RECENTLY I got an opportunity to teach Indian classical music in the Temple of Fine Arts at Kuala Lumpur in Malaysia.

One of my students was a special needs child. His mother told me that when her son was born with his brain not fully developed.

She said: “We had no option but to accept the fact. But gradually realised that with music, his activities were enhanced.

“It was very clear that he responded to the music. With this we helped him understand other things as well and thus began his education through music.”

I was amazed to hear this.

The next day my teaching began with the young teenage boy and I was able to identify his spheres of under-development.

If I talked to him on topics other than music, he would bring me back to music and say ‘Shall we sing?’ I was really surprised to see his devotion towards music.

When I taught him a song, he did not remember the words but copied the tune immediately.

Obsessed by what I had seen and experienced, I came back home and started reading the history of Indian classical music.

The Hindu philosophy points to the continuous rhythm in nature.

The rain cycle, the cycle of seasons, the motion of the sun and the stars and the working of our own bodies.

As if they all are singing the praise of the creator – they all are doing ‘Sama Gaan’.

As if God is breathing life in the universe through music.

It is through the music, human consciousness can be awakened to a degree which allows one to understand the eternal essence of the universe and hence connect us to the Omnipresent.

Through the music and my teaching of that special needs child, I felt the presence of the Almighty.
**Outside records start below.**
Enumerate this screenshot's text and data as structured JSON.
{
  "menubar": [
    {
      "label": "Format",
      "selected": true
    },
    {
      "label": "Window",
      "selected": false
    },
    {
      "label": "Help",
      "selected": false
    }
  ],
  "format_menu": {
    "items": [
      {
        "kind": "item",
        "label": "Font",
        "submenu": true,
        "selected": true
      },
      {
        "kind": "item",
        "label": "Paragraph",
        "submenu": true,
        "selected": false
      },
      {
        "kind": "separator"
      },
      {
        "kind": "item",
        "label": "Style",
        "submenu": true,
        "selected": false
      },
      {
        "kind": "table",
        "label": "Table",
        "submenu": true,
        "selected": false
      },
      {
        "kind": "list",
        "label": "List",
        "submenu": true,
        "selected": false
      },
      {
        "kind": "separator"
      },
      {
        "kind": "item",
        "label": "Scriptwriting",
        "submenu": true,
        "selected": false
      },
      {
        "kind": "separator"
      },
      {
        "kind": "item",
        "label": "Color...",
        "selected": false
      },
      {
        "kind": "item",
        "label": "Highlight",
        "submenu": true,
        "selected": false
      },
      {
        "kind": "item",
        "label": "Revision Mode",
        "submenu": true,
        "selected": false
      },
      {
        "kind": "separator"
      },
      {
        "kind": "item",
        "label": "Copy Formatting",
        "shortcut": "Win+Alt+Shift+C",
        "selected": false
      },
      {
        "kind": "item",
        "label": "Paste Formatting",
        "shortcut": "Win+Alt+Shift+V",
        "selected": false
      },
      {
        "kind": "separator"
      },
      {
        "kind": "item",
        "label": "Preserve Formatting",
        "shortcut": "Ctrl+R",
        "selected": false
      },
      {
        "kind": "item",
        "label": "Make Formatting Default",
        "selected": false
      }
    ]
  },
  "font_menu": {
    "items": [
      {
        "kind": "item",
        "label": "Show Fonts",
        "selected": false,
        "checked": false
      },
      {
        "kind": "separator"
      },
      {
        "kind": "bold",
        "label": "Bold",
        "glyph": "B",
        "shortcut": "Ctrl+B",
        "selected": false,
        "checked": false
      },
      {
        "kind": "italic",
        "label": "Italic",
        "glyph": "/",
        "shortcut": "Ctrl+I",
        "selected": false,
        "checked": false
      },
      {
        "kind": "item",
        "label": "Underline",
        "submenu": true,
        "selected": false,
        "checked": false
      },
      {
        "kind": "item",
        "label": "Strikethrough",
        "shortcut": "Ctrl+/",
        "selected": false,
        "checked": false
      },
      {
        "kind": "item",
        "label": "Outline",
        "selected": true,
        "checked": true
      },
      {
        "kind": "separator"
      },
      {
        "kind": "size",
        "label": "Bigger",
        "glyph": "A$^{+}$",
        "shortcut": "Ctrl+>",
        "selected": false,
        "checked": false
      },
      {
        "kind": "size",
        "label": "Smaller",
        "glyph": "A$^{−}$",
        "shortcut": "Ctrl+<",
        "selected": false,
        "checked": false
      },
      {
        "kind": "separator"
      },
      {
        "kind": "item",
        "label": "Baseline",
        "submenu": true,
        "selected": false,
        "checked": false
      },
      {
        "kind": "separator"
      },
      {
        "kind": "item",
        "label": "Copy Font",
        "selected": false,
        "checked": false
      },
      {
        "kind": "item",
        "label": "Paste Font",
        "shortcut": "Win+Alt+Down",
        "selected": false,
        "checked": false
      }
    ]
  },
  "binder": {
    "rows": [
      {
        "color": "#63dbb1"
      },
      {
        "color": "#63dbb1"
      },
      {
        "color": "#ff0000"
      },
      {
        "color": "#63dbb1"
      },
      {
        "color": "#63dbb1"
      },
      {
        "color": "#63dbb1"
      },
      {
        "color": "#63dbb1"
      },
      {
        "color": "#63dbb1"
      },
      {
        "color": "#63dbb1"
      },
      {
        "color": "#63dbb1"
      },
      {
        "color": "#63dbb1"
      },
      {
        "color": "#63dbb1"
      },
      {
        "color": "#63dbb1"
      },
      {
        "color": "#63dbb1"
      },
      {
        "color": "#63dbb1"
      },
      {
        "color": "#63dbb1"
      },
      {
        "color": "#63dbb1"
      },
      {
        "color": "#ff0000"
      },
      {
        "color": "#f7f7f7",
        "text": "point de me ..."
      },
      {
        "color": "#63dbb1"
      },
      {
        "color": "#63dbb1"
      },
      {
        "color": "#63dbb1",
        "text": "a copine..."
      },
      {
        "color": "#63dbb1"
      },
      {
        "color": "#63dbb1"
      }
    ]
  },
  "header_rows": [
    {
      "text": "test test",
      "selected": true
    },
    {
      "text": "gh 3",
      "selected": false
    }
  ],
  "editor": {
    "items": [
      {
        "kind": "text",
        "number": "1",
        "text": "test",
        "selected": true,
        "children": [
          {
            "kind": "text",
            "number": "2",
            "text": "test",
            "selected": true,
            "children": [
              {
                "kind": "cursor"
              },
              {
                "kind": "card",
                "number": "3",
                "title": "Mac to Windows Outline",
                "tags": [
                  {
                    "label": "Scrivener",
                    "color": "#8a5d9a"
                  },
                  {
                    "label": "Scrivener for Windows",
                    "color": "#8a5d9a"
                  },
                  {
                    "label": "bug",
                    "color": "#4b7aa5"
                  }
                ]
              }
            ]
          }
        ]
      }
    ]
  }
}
All of us are bestowed with rare qualities, only thing is, we don’t identify them and somehow just get involved in our worldly life, too busy to note the very treasurers we hold inside us.

Anupama Tripathi, Hindu Guest from India (Vedic Organisation For Indian Culture and Education)